I touched a deep, dark, raw, and beautiful place within myself. I have come out on the other side of this journey more aligned, more purposeful, more driven, and more alive than ever before. This is my one life, and I am now choosing to live it with intention.
I have a purpose in this lifetime and I need to be an open channel to do the work that I feel inspired to do.
You can create a sense of purpose too, but you have to be willing to let go of the old and embrace the new.
Are you willing to say yes to your path even if the road is dusty and dark?
You won’t always know the answers. You won’t always know “how.” But if you are willing to say yes to the whispers, the road will rise to meet you and your direction will unfold. You must first say yes.
My life without using wine or food to cover feelings is richer and more abundant and fulfilling than I ever imagined possible. I am free. I am aligned. I am driven. I am in love. I am happy. I am soulful. I am light. I am radiant.
More than anything, I am here to show you how to access the same connection to your true self so you can show up and do the work that inspires you.
Try these five steps to get you started.
1. Ask yourself, “Do my heart and soul feel completely full?”

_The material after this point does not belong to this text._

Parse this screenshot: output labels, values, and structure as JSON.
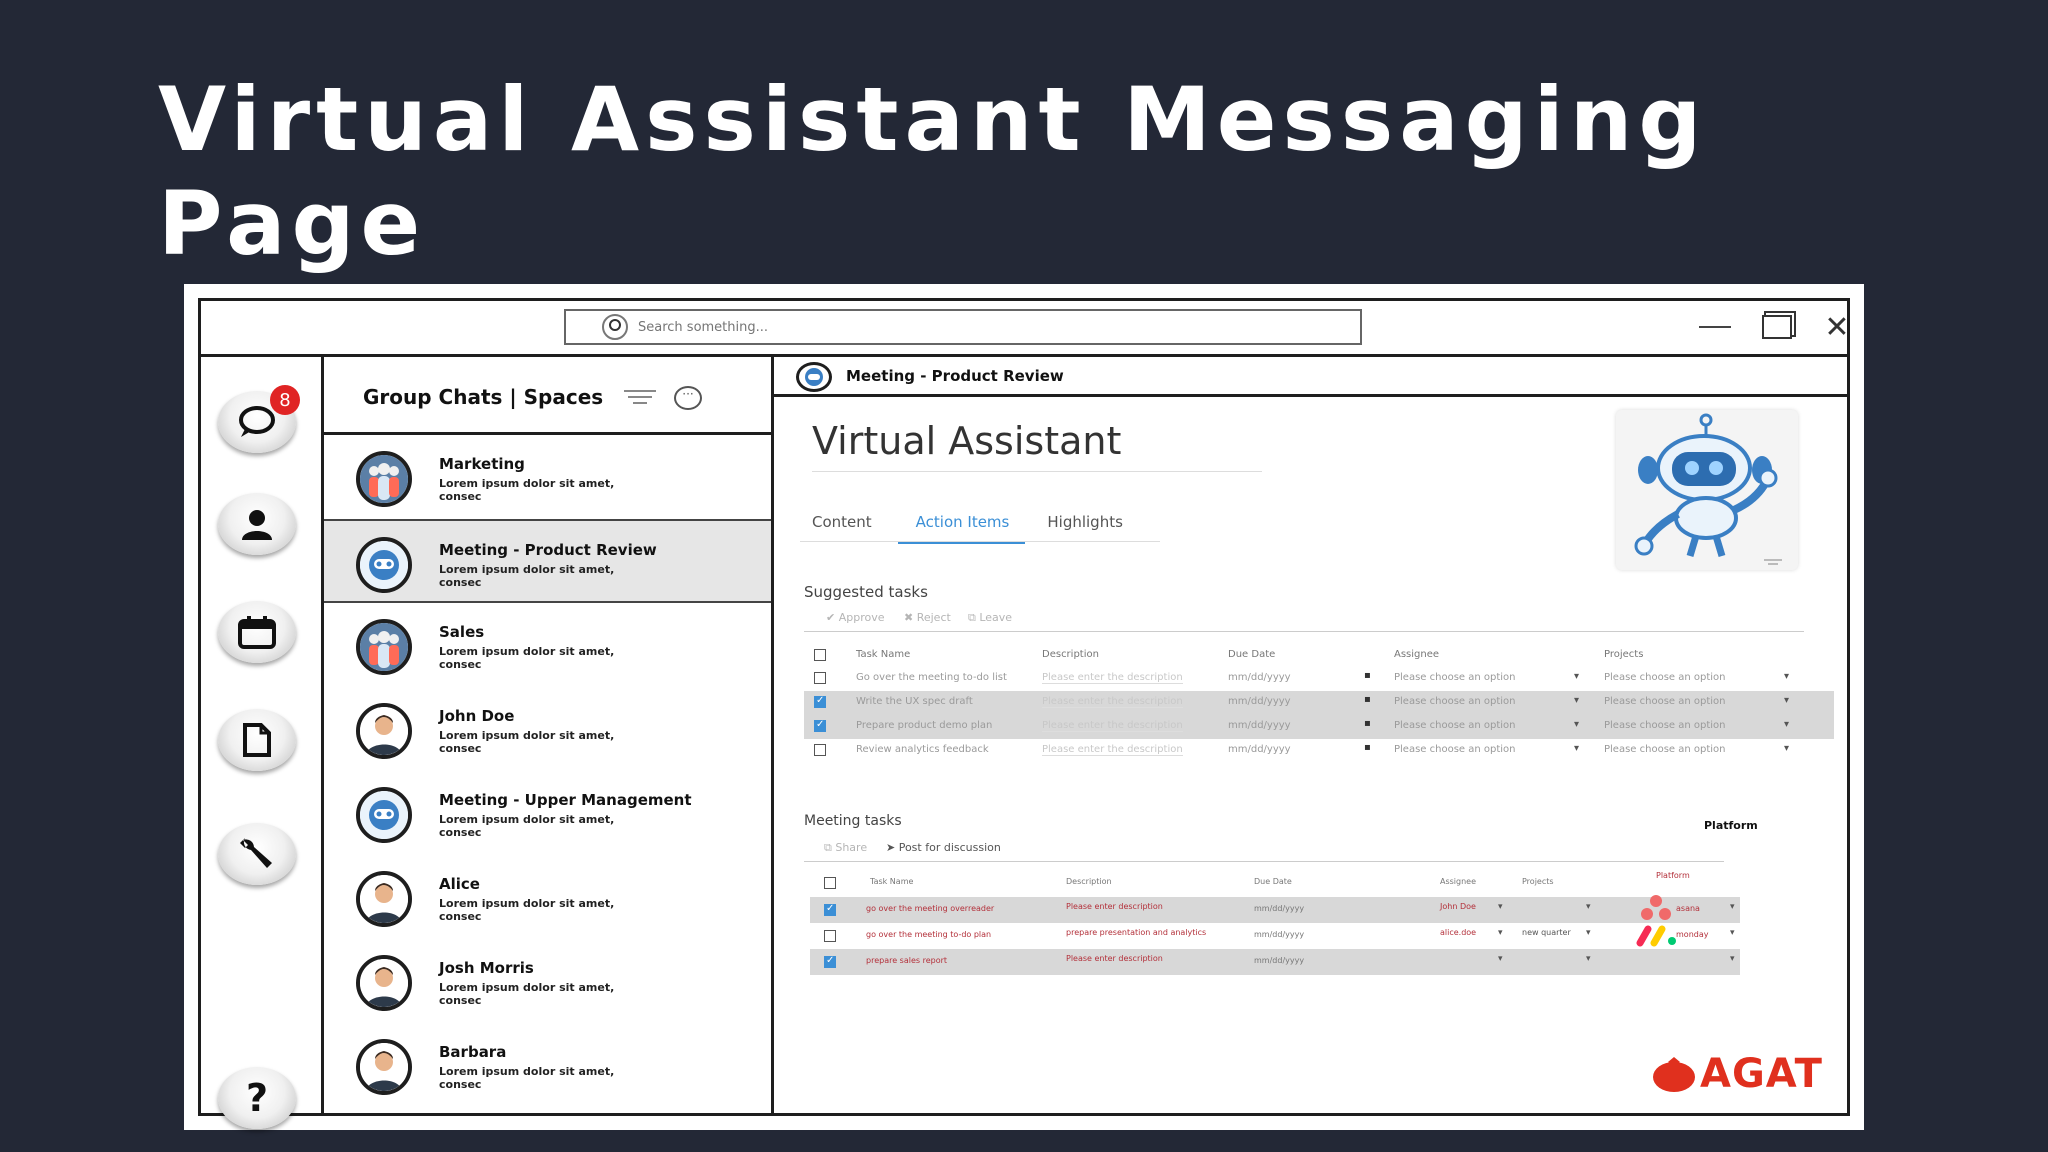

If the answer is no, are you willing to say yes to finding your “something more” and to walking your path?
2. Once you’ve said yes, become aware of how you numb and check out (wine, food, work, etc.).
You don’t have to get rid of these things, but can you notice when you reach for them?
3. Recognize your fears without stuffing them down or making them wrong.
It’s helpful for me to write down my fears without trying to solve them. Something like “I’m scared of…” and then just write for a few minutes.
4. Remember that the feelings won’t kill you.
You might feel awesome in the morning and horrible two hours later. Thoughts and feelings come and go. Remember that they don’t define you. The real you is the stillness underneath it all.
5. Have faith.
This is a journey. Your path will unfold. Trust that once you say yes, all you have to do is keep your eyes open for the clues. You will be guided if you keep showing up and saying yes.